Infrastructure backlog peaks in 2020 and remains high into 2021. Spending increases are in the 6% to 8% range at least for the next two years. Infrastructure projects typically have the longest duration. Projects contribute spending sometimes up to 5 or 6 years. The largest spending increases in 2020 are in Transportation and Highway projects.
The Residential table shows that most of the spending in any year is cash flow from new starts. For short duration residential spending, single-family residential and renovations work, approximately 75% of the spending occurs in the year of the starts and 20% in the following year.
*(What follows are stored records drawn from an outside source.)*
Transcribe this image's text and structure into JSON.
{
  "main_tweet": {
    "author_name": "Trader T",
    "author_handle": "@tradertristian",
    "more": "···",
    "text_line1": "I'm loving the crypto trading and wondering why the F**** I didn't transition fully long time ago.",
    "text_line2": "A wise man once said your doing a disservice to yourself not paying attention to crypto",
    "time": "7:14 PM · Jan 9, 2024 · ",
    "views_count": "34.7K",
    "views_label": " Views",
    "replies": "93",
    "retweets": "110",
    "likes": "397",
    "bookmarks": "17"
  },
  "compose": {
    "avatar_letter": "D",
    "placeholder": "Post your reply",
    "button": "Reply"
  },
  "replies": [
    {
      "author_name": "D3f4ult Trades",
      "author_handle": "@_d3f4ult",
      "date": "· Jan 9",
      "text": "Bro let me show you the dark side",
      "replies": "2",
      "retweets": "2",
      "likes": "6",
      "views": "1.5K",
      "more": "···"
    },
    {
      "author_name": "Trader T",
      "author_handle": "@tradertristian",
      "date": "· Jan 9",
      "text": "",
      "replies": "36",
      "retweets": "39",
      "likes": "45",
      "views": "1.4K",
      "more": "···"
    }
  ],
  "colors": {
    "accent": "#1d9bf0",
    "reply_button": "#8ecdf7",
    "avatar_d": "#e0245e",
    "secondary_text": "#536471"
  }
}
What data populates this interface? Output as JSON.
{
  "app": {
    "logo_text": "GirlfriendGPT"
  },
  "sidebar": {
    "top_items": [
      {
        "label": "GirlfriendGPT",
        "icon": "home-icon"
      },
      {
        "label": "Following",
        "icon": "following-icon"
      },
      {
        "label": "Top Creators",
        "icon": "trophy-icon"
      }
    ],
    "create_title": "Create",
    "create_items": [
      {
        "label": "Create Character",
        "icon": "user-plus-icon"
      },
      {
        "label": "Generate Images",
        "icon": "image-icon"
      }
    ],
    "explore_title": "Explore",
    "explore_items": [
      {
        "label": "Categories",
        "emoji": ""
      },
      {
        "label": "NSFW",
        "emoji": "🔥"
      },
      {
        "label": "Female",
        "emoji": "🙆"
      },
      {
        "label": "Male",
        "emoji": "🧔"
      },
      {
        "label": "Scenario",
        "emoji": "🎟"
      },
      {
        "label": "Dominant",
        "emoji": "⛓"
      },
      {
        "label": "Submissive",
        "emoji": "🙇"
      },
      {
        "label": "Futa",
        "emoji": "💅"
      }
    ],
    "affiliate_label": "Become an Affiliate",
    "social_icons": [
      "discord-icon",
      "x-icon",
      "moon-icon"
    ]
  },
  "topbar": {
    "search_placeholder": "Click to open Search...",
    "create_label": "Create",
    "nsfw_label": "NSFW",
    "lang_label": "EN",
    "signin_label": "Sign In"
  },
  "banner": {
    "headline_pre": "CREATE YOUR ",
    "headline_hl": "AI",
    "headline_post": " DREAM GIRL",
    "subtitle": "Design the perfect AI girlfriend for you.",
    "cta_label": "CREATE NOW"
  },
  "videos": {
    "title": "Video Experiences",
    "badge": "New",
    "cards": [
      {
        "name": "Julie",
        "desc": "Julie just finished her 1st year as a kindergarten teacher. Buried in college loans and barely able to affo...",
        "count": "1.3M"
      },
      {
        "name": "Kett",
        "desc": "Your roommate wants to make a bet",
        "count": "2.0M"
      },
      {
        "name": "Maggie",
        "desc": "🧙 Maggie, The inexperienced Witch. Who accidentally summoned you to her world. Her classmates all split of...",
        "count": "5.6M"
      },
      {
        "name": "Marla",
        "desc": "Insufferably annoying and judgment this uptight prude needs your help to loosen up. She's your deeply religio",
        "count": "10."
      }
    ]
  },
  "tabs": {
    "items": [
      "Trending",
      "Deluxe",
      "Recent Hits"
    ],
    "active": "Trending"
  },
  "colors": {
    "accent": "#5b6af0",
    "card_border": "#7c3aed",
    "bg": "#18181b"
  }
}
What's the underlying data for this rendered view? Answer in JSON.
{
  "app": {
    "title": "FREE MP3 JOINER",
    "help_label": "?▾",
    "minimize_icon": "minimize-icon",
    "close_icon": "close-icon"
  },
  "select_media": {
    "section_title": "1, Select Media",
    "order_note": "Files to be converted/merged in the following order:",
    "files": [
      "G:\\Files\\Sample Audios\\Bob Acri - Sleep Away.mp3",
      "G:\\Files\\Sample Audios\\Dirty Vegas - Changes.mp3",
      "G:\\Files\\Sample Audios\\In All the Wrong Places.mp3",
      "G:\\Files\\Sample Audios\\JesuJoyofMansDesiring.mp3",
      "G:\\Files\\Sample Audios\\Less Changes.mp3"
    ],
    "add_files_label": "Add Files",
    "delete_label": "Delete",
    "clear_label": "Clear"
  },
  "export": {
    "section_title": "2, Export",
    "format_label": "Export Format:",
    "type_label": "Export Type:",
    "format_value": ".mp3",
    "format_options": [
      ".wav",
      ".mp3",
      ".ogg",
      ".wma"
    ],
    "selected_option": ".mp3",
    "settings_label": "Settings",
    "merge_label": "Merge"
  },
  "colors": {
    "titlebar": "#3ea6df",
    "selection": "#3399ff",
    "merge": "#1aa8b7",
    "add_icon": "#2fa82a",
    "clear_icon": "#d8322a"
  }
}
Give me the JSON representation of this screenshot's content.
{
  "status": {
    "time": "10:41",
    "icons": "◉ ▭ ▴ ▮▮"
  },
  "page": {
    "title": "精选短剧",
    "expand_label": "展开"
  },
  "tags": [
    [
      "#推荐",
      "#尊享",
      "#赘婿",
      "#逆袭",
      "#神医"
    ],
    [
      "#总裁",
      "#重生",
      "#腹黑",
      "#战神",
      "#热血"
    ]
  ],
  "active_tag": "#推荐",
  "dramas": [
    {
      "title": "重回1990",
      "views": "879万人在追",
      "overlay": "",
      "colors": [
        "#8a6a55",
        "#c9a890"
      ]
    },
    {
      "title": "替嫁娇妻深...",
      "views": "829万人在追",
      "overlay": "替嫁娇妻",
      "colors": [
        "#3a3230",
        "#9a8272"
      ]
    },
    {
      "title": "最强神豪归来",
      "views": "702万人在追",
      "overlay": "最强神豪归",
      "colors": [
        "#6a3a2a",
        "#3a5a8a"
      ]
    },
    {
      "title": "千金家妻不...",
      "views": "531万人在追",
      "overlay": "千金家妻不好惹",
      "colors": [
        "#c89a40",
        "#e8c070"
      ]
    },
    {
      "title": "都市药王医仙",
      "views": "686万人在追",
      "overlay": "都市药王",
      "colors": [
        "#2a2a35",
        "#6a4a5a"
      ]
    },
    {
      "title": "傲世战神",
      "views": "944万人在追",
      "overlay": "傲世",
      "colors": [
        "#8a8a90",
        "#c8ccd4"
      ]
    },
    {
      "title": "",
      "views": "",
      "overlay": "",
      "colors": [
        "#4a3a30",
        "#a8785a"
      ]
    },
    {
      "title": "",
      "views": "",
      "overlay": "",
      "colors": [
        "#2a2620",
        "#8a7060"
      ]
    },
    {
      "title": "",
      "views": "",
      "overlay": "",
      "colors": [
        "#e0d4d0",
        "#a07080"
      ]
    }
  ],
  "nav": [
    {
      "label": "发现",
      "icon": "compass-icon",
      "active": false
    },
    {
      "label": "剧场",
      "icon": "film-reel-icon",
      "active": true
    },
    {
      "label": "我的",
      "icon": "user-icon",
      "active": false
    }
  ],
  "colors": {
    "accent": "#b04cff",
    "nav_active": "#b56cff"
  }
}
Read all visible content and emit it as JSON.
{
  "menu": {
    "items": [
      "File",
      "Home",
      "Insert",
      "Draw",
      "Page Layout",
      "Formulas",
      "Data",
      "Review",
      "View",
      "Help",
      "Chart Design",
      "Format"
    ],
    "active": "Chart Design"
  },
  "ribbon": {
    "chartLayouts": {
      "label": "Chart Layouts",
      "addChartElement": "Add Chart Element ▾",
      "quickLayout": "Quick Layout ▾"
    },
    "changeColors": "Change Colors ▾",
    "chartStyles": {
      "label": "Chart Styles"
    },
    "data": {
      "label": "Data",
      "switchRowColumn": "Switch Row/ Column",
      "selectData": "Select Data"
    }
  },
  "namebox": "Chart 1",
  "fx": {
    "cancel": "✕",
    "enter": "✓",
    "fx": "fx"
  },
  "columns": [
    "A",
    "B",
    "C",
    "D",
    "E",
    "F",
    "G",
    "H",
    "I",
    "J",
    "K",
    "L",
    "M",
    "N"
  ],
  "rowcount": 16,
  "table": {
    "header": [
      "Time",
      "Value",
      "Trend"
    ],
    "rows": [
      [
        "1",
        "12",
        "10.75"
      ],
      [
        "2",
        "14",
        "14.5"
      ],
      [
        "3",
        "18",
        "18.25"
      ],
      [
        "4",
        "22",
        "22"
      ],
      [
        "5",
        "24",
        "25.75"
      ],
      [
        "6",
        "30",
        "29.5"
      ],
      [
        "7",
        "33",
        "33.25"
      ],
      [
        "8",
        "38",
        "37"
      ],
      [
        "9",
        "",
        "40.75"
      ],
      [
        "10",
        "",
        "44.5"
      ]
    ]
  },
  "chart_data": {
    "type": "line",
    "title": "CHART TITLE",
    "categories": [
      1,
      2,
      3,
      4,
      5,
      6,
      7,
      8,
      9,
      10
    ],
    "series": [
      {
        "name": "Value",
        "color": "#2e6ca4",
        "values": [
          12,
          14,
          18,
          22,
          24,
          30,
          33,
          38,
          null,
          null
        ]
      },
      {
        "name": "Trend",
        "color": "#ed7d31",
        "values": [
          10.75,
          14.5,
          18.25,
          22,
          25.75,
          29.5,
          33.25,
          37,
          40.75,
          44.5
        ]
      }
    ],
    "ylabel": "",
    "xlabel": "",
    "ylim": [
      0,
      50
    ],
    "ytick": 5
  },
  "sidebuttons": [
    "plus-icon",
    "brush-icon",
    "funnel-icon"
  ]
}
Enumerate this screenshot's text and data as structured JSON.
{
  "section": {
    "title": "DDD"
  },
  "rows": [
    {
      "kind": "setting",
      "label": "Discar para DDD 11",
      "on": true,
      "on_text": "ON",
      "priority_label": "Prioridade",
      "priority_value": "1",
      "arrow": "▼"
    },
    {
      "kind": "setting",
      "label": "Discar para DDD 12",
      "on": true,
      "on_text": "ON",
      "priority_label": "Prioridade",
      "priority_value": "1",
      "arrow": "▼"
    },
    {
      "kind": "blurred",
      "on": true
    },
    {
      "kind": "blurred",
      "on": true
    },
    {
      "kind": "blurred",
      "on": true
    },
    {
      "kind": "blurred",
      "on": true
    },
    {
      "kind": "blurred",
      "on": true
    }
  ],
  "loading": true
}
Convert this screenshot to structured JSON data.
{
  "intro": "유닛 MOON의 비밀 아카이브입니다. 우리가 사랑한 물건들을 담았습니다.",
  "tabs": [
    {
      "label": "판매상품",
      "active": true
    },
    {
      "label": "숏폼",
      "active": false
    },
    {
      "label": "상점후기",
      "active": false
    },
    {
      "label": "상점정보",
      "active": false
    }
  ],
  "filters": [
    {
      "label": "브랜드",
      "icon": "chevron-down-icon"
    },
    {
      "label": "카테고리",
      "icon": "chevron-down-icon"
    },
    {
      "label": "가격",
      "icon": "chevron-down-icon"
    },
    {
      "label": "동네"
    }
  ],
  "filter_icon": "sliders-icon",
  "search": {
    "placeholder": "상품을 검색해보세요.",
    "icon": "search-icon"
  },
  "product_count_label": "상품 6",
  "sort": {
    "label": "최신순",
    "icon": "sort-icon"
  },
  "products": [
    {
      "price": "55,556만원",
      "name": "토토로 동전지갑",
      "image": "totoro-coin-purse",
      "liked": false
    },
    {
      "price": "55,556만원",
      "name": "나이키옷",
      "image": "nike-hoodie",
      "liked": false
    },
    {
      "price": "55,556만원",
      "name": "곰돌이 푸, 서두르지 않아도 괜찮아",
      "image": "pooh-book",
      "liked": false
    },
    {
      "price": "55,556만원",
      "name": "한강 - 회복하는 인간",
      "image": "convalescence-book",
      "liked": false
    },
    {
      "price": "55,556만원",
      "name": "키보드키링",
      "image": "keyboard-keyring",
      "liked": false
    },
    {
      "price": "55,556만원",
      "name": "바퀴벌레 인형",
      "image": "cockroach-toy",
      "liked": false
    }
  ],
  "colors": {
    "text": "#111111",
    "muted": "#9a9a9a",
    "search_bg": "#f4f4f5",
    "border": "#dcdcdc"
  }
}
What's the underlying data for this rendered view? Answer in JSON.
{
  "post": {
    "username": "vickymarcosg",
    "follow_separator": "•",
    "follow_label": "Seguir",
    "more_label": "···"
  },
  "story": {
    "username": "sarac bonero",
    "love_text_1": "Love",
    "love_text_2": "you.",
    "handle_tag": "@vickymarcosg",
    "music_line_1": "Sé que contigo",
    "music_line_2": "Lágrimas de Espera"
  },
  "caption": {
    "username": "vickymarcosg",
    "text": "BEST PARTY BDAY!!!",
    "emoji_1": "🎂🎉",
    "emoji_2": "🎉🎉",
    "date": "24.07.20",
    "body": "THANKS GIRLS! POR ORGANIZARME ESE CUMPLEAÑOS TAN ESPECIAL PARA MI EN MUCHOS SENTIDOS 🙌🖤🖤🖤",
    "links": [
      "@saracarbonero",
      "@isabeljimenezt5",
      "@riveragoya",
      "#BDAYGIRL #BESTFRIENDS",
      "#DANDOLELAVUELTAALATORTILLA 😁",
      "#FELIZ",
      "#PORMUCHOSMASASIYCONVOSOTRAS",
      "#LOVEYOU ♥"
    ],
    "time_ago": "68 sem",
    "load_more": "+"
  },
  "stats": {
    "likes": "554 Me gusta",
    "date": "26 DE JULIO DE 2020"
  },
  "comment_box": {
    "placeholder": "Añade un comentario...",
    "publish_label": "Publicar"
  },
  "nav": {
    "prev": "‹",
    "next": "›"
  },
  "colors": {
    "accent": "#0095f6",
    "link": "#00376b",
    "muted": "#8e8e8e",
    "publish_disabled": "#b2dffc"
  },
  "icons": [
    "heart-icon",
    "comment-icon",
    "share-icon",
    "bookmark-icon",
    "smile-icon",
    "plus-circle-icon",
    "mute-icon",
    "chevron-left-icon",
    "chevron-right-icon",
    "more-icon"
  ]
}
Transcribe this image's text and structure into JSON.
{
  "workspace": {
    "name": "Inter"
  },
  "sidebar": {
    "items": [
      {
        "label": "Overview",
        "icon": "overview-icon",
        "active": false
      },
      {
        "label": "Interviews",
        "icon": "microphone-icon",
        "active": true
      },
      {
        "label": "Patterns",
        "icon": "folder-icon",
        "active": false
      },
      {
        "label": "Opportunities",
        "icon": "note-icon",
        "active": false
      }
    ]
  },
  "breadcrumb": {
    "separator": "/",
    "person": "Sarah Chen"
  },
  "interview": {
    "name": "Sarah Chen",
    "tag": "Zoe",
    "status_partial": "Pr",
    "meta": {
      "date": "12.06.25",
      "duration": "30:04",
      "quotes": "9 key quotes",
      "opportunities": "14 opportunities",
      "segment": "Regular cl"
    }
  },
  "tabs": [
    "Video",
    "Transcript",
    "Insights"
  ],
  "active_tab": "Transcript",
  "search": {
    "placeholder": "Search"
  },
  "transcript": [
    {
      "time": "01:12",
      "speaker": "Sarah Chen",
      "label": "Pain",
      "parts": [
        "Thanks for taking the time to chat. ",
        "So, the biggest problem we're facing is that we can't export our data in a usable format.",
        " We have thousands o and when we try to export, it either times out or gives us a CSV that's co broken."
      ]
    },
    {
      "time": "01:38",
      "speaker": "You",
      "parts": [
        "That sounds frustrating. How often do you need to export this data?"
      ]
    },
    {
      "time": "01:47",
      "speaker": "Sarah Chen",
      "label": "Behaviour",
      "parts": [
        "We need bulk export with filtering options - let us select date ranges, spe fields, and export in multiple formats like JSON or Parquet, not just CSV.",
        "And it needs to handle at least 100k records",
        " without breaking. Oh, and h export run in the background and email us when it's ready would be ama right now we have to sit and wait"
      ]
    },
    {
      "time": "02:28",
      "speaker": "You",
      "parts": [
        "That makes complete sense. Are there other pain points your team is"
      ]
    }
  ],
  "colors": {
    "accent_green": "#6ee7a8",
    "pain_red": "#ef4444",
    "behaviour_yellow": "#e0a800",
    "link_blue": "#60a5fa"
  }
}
For long duration residential spending, typical of multifamily residential, approximately 50%-55% of the spending occurs in the year of the start, 35%-40% in the next year and only 5%-10% occurs two years out.
Only 25% (for short duration SF and Reno) to 50% (for longer duration MF) residential spending within the year comes from work that was booked in backlog at the beginning of the year. The performance of residential spending in the year is very much dependent on new starts.
The level of activity has a direct impact on inflation. When the activity level is low, contractors are all competing for a smaller amount of work and therefore they may reduce bids. When activity is high, there is a greater opportunity to bid on more work and bids can be higher.
Residential construction saw a slowdown in inflation to only +3.5% in 2015. However, the average inflation for six years from 2013 to 2018 was 5.5%. It peaked at 8% in 2013. Residential construction spending dropped an unexpected 6% in 2019 and after adjusting for inflation that is a 10% decline in construction volume. Typically, large declines in volume are accompanied by declines in inflation. National average residential construction inflation for 2019 is now at 3.8%. 2020 is forecast at 3.75%.
Nonresidential Buildings indices have averaged 4.4% over the last five years and have reached over 5% in the last three years. But spending slowed dramatically in 2019. This forecast indicates spending in most nonresidential buildings markets will gain little in 2019, the slowest rate of growth post-recession. However, new starts in 2018 and 2019 boosted backlog and 2020 spending will post the strongest gains in four years. Strong gains in spending historically has led to accelerated inflation. National average nonresidential buildings construction inflation for 2019 is now at 4.8%. 2020 is forecast at 4.2%.